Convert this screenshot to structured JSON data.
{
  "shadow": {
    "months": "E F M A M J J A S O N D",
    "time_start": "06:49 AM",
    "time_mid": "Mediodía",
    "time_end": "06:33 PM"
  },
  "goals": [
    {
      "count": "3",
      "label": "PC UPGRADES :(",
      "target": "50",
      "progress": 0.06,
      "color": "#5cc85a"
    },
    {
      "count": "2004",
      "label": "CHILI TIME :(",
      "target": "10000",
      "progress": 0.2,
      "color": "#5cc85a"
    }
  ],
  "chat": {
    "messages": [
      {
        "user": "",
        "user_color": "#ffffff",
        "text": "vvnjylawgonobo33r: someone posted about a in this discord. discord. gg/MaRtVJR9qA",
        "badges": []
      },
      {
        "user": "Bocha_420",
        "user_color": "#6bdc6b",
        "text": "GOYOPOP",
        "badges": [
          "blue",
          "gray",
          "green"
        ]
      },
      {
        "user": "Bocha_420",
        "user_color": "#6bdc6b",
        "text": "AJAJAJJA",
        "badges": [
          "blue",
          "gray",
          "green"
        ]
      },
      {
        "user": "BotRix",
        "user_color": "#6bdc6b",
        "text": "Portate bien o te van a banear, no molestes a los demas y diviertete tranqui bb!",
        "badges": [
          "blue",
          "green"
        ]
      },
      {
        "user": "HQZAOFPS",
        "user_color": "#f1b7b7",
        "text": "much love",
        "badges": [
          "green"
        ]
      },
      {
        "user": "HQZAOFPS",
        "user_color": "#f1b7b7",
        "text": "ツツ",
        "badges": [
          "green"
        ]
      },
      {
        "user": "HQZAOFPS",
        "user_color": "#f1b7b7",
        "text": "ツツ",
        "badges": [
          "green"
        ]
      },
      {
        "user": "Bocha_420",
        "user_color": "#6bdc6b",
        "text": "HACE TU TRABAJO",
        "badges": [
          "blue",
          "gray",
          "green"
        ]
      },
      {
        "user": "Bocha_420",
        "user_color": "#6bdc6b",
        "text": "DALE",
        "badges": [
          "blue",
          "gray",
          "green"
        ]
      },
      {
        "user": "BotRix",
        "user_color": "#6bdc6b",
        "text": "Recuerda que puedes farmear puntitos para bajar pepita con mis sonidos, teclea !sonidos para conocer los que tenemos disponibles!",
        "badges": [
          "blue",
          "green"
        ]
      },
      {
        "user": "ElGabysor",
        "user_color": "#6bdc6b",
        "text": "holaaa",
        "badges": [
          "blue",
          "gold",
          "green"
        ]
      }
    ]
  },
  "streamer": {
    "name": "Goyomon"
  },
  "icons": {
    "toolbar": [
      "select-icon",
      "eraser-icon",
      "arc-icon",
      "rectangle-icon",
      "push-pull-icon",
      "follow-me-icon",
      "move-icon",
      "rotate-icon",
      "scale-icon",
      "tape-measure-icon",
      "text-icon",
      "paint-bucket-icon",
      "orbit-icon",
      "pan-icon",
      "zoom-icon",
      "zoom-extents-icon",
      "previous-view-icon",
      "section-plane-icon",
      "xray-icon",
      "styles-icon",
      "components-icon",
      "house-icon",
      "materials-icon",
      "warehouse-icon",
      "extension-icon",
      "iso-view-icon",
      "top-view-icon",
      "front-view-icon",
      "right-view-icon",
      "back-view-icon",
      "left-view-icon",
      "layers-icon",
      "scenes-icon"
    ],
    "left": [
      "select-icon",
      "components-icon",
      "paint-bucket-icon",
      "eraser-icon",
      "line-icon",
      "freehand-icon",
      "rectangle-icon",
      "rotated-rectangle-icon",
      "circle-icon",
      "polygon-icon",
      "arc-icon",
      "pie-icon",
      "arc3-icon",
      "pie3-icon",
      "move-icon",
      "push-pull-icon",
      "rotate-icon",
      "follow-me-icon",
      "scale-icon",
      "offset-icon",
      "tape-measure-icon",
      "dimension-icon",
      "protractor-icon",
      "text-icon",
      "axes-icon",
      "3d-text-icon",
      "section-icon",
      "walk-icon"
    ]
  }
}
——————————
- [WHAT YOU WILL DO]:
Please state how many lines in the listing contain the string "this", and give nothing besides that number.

- [EXERCISE ANSWER]:
2